When we were a newly married couple, we frequently discussed what we would name our children.
- We wanted our children to have names that had meaning to us.
- We wanted the etymology (original literal meaning) of their names to be powerful.
- We wanted family names that represented strong individuals with a teachable heritage.
Let me introduce you to my children.
Emma = Complete or Whole
Patience = Calm Endurance
It took seven years of infertility struggles to finally get our little Emma. They were years of trying to learn how to have patience during long suffering. And still today as we are raising children trying to remember to have patience in the process.
Emma Margaretha Friederike Boldt Ohms is my great-grandmother. She died 15 years before I was born. I do not have any stories about her. What I know about her I have learned from newspapers, Census, and other records. She immigrated from Germany when she was two years old with her parents and grandparents. As an adult, she was the family care giver. As a young mother, with four of her own children, she also cared for her youngest sibling (a half sister). Later in life she cared for a widowed sister and she continually cared for an unmarried son until her death. She is an example of compassion and love.
Patience Sibyl Groves Davies Harris is my 3rd great-grandmother. She inspires me to have patience. Her first husband died four years into their marriage; leaving her with two children aged three and under and pregnant with their third. For three years she raised these children alone. She married my 3rd great-grandfather, Llewellyn, in 1865 and they had six children. Llewellyn was a pathfinder missionary for the LDS Church for over 30 years. He traveled throughout the American South West and Mexico blazing new roads and teaching and healing others. Patience took care of the homestead and raised the children. She is a great example of a strong individual with a teachable heritage.
Matthew = Gift of God
Thayne = Follower
After struggling with infertility for years before the birth of our first child, we just resigned ourselves to another struggle. We were amazed to have Matthew less than three years later. He truly was our "Gift from God".
Thayne Leavitt Archibald is my husband's father; Matthew's grandfather. Thayne died nearly four years before we were married; and as such, I never knew him. He was a hard working man. He could fix anything and if he didn't have the tools, he would create them. He was a loving, sacrificing, frugal, inventive, patient, and quiet man. I hope my son will follow in his grandfather's footsteps. Oh, and they both have red hair!
Our children's "family" names help them to know their identity and heritage. We can share with them stories and photos about their namesakes.
Here are some helpful websites to help you in identifying the meaning of names:
This site is a great source for learning how to pronounce names:
This is a great site to learn the frequency of names:
The following are screen shots from Baby Name Voyager showing the frequency of my children's names.

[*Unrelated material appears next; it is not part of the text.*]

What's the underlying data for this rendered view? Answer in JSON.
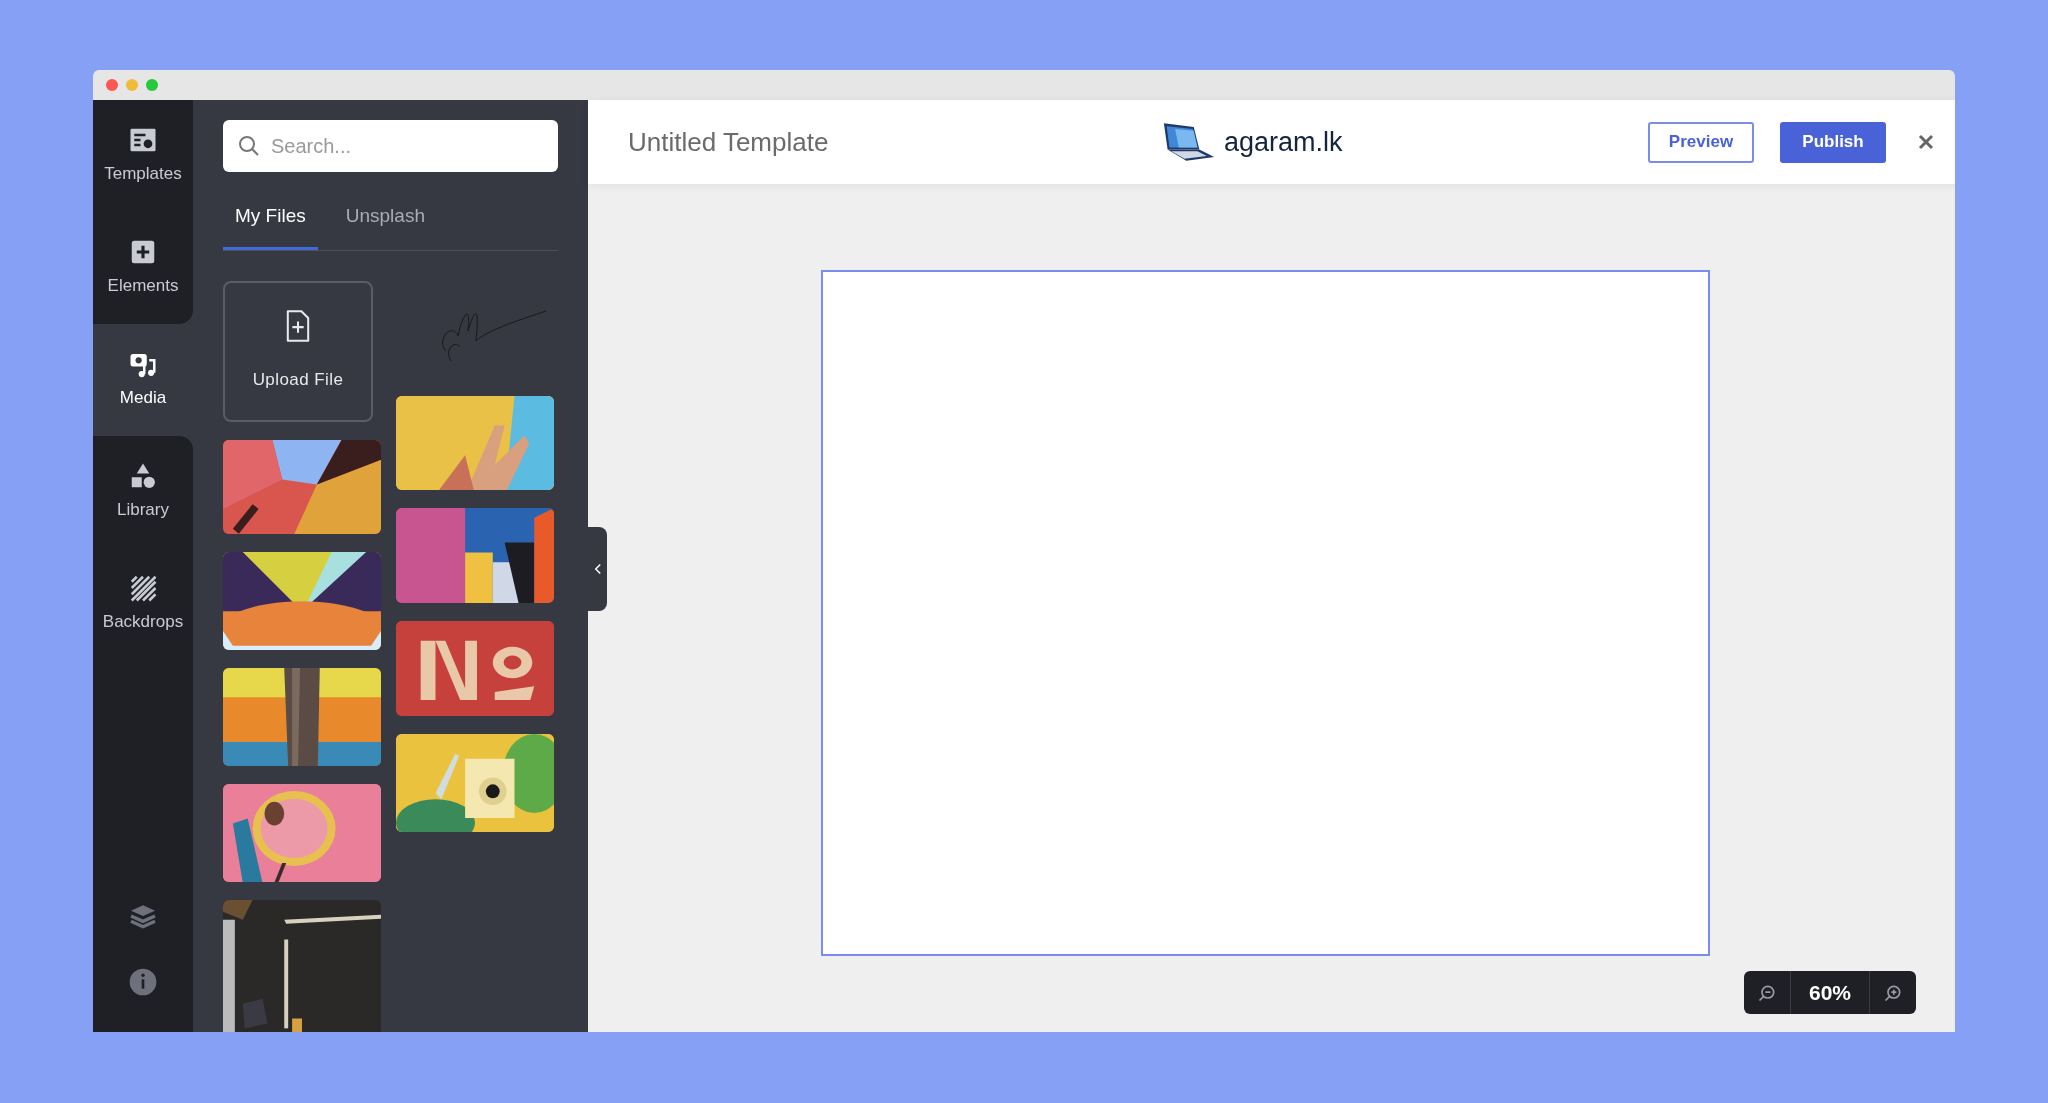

I learned about this site last year from a news story that said that children named "Emma" today were named after their mother's great-grandmother. Wow! How did they know my story? And then I saw this graphic. You should check out the frequency of your name.
Are you named after someone? Were you named after any family members (first or middle name)? How did that make you feel as a child? And now as an adult? What special meanings do these names have for you? What about your children? Did you name them after someone? Please share your family name stories and experiences in the comments.